Health chiefs overseeing the controversial downgrading of Dewsbury District Hospital A&E have given the thumbs up to NHS England’s emergency care shake-up plan.

Mid Yorkshire Hospitals NHS Trust has said it welcomes the move to overhaul the way casualty services work.

With accident and emergency units reaching breaking point across the country, NHS medical director Sir Bruce Keogh yesterday announced a blueprint to radically reduce the number of patients attending A&E.

His plan would see more patients with serious or life threatening conditions receiving treatment in specialised centres instead of at A&E.

A&E departments would be rebranded and split into Major Emergency Centres, which would provide a high range of specialist services, and smaller Emergency Centres.

Fears for the future of A&E in Huddersfield and Calderdale  

The proposals also include a beefed up 111 service, moves to boost ‘self care’, along with a higher level of ambulance care to allow patients to be completely treated on scene.

Managers at the trust say the idea is the same as what they are trying to achieve in north Kirklees.

Their plan is to downgrade Dewsbury A&E to a minor injuries unit and send critical patients to Pinderfields and Pontefract where higher skilled medics will be based.

Stephen Eames, Chief Executive of the Mid Yorkshire Hospitals NHS Trust, said: “The recommendations made by Sir Bruce are exactly what we are trying to achieve on the ground here in Wakefield and North Kirklees.

“In particular, we recognise a lot of similarities in the model being recommended for Accident and Emergency departments with what we are proposing for our emergency departments in Dewsbury and Wakefield.

“By introducing two types of A&E called Emergency Centres and Major Emergency Centres, we can ensure people have access to the right level of care in the right place, seven days a week.”

Dr Sarah Robertshaw, Consultant in Emergency Medicine at the Mid Yorkshire Hospitals NHS Trust, said: “By centralising our specialist doctors and equipment in a Major Emergency Centre we can ensure we have consistent levels of senior staffing and access to expertise seven days a week. This is what is needed to deliver the very best outcomes for patients.

“The trade off for operating a Major Emergency Centre is that we cannot support it in every locality. Whilst we realise this is difficult for some people to accept, my colleagues and I believe wholeheartedly it will mean we save more lives and people will experience a better recovery from things likes strokes and heart attacks.”

The Trust’s A&E plan has been backed by doctors on North Kirklees Clinical Commissioning Group and Dewsbury MP Simon Reevell.
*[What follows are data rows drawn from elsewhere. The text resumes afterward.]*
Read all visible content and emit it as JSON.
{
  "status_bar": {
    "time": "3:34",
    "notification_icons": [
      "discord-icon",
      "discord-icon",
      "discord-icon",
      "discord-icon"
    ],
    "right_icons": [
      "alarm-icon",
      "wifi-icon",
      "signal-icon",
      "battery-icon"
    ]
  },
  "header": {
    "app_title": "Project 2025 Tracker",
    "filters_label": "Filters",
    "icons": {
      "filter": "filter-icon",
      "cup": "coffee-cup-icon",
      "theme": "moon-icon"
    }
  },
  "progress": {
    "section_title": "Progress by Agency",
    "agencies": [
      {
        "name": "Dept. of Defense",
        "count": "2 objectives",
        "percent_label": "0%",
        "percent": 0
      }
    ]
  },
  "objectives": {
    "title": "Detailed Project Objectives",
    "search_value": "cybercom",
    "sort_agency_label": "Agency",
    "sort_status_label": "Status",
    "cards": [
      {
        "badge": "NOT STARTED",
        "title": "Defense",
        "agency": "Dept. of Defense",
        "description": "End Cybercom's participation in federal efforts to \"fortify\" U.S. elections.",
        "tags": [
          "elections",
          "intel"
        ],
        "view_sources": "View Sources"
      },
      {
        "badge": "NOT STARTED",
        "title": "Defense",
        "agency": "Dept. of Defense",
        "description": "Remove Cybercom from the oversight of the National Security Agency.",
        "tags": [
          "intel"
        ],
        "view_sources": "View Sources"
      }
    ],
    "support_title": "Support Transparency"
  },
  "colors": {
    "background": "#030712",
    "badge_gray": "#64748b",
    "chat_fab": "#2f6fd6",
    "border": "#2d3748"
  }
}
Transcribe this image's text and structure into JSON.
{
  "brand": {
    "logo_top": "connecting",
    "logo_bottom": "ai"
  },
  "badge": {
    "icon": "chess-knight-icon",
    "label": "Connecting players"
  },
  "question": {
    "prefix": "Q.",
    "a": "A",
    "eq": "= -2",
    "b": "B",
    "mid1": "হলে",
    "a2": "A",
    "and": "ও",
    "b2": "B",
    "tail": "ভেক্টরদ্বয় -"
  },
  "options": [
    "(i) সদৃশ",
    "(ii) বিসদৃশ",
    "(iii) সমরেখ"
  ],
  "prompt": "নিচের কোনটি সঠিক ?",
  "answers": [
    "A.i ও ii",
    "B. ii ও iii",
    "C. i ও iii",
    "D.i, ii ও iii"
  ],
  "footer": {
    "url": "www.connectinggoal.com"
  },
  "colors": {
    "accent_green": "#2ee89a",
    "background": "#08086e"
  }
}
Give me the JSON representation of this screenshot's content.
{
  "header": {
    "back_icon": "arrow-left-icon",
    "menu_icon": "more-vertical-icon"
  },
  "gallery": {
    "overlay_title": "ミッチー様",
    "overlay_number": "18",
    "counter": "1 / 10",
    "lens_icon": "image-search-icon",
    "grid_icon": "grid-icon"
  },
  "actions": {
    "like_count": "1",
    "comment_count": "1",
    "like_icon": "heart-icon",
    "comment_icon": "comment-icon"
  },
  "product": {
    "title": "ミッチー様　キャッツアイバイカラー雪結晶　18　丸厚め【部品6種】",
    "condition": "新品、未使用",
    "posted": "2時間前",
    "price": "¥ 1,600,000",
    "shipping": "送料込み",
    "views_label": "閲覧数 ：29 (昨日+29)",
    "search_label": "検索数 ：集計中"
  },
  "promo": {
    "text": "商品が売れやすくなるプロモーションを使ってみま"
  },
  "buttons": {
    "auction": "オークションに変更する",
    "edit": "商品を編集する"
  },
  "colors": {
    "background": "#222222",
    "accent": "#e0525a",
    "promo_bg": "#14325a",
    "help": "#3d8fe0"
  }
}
But the decision has been sent to the Secretary of State after Wakefield and Kirklees councillors’ joint health scrutiny panel said it was not convinced the proposals were in the “best interests” of residents.